Books and Literature
- The Creative Mind (Boden, M. A., Weidenfeld/Abacus & Basic Books, 1990; 2nd edn. Routldge, 2004;)
Labs, Institutes and Companies
- Center for Analysis and Design of Intelligent Agents at Reykjavik University (CADIA)
- Creative Systems Area of CISUC
- Creative Systems Lab at the University of Sussex
- Imagination Engines Inc.
- AAAI Creativity Section
- Artificial Creativity on Wikipedia
- Design Computing on Wikipedia
- List of people working on Generative Art
Related Think Artificial posts
- External Links section added, September 19th, 2007
- Original introduction to this article, September 5th, 2007
Please note: This is a living article.
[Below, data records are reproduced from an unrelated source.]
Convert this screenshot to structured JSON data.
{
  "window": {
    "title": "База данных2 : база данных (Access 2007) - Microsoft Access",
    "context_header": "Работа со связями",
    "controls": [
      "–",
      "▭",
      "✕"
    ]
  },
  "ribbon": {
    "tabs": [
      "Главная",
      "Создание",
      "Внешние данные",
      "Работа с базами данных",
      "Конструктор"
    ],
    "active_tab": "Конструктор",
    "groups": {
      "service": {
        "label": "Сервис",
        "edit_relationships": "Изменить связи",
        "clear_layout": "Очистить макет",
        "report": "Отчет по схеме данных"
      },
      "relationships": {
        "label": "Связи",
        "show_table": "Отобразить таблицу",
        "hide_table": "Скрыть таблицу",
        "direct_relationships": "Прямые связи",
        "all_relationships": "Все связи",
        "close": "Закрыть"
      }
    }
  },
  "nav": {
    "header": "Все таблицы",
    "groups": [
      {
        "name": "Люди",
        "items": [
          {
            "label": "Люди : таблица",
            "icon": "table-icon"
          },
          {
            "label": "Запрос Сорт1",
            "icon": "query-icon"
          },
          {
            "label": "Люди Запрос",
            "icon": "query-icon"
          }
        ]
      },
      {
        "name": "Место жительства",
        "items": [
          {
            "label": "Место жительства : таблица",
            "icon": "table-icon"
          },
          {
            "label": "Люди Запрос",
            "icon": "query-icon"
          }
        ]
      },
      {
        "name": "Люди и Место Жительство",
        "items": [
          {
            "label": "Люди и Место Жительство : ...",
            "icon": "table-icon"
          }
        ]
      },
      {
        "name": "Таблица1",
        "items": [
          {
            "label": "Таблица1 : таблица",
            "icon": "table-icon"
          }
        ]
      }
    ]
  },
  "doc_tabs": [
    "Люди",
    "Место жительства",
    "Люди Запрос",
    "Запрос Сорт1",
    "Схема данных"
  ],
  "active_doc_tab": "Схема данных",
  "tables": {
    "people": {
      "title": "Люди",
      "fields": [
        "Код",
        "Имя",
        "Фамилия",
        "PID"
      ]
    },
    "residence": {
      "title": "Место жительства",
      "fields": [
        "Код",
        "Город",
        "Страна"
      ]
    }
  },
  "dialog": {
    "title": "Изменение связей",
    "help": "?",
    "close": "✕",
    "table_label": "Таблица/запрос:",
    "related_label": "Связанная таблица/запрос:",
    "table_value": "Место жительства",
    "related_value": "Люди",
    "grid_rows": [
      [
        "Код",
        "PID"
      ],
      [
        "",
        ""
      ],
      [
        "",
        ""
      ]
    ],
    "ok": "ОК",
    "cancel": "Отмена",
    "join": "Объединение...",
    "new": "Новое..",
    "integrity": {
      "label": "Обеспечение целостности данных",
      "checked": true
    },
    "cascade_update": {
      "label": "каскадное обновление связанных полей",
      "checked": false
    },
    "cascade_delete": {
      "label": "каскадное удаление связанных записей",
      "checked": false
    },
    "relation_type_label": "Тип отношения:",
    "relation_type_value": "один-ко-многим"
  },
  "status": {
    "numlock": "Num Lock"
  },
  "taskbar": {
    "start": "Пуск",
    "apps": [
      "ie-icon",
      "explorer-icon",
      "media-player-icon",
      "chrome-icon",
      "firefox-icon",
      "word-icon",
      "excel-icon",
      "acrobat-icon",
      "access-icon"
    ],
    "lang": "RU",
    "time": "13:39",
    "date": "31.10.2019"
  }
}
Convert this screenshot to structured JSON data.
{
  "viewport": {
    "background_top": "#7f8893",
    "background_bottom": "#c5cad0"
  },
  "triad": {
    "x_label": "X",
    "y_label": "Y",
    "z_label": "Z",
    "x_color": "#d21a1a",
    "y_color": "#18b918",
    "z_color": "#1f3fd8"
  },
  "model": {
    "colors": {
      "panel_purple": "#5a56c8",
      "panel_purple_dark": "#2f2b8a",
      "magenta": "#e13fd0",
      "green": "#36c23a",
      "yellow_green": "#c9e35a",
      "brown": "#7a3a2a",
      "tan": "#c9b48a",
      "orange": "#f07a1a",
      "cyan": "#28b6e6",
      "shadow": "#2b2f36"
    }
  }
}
It is regularly updated and should not be considered finalized. Feel free to send along questions or comments you might have on the artificial creativity!